What you need to do.
For the word "https", tally the lines of the data that contain it and give the tally alone.

Source material.
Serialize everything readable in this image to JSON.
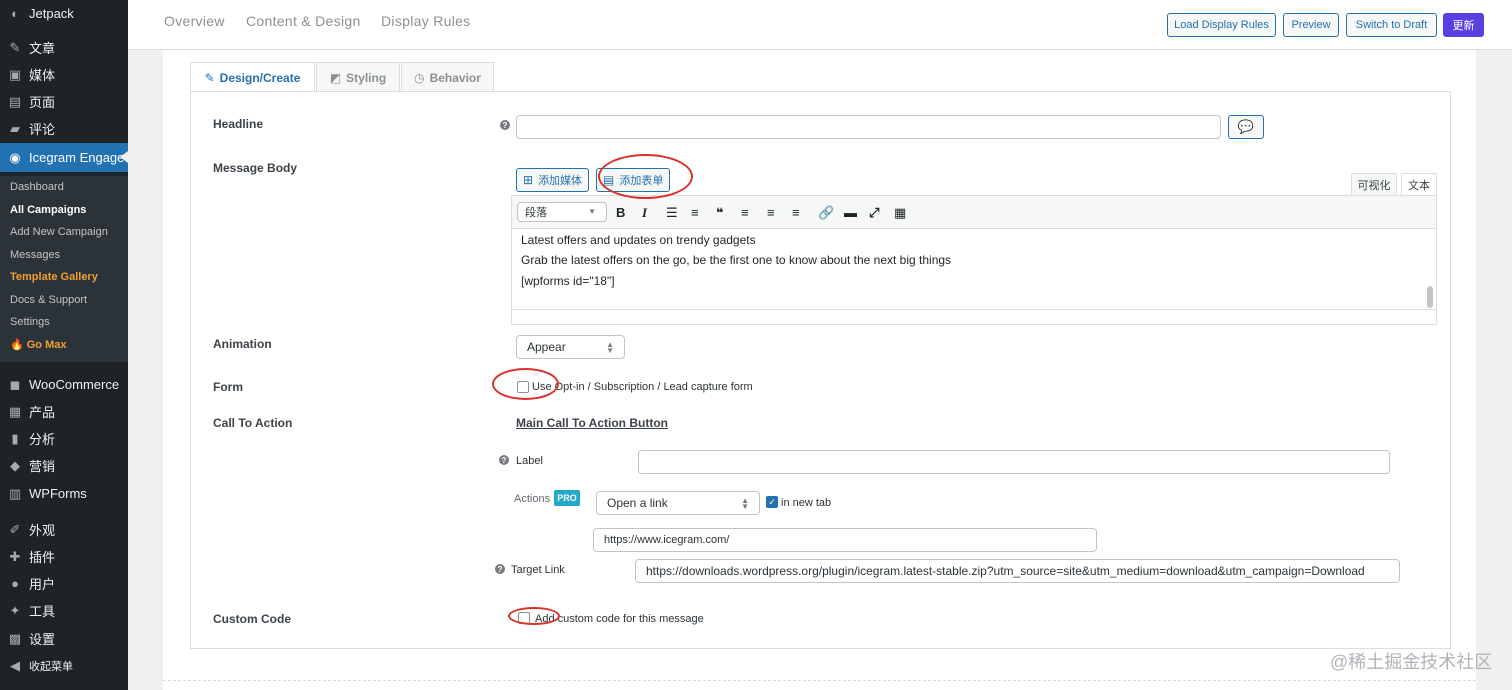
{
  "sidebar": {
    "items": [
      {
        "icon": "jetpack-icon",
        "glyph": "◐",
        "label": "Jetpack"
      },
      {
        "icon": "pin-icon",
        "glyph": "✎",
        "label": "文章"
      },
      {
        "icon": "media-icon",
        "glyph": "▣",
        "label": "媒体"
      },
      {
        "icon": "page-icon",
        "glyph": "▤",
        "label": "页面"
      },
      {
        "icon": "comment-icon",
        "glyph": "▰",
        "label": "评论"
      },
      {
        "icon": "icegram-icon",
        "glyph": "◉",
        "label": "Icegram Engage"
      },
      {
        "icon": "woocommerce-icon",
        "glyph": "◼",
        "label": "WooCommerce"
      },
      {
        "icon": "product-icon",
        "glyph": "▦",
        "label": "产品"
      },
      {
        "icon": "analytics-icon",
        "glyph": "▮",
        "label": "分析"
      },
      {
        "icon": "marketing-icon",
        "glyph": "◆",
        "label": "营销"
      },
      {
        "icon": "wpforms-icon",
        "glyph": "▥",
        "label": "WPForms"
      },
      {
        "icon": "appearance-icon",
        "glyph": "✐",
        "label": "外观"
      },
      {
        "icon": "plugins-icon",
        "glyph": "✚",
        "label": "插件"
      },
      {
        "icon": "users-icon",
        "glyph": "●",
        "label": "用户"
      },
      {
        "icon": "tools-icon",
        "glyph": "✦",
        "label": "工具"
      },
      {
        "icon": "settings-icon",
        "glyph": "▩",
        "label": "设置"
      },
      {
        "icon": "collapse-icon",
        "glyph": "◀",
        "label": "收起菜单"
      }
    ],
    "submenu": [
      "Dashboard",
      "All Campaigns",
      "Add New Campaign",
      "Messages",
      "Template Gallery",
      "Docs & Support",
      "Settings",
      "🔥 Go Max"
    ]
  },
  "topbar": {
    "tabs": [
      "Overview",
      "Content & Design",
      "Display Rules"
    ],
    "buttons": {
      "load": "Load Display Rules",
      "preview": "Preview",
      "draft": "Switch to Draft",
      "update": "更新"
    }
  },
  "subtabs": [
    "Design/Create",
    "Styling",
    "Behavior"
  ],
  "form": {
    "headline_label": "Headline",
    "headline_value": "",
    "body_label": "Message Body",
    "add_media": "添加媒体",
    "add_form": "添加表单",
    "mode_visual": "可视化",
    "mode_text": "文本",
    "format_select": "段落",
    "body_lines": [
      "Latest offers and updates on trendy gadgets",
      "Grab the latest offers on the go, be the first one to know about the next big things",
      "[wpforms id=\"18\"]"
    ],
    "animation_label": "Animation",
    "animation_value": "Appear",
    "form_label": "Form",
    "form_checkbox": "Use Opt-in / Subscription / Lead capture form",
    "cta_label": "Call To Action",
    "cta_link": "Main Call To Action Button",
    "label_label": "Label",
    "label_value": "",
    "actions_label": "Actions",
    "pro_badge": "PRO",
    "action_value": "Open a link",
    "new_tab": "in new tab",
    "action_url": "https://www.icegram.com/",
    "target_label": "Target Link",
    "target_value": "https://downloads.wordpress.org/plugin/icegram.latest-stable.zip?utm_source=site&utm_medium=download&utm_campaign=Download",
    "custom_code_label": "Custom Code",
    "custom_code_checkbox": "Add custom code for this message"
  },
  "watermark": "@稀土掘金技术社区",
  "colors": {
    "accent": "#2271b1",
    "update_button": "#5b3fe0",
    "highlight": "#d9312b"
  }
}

Solved problem.
2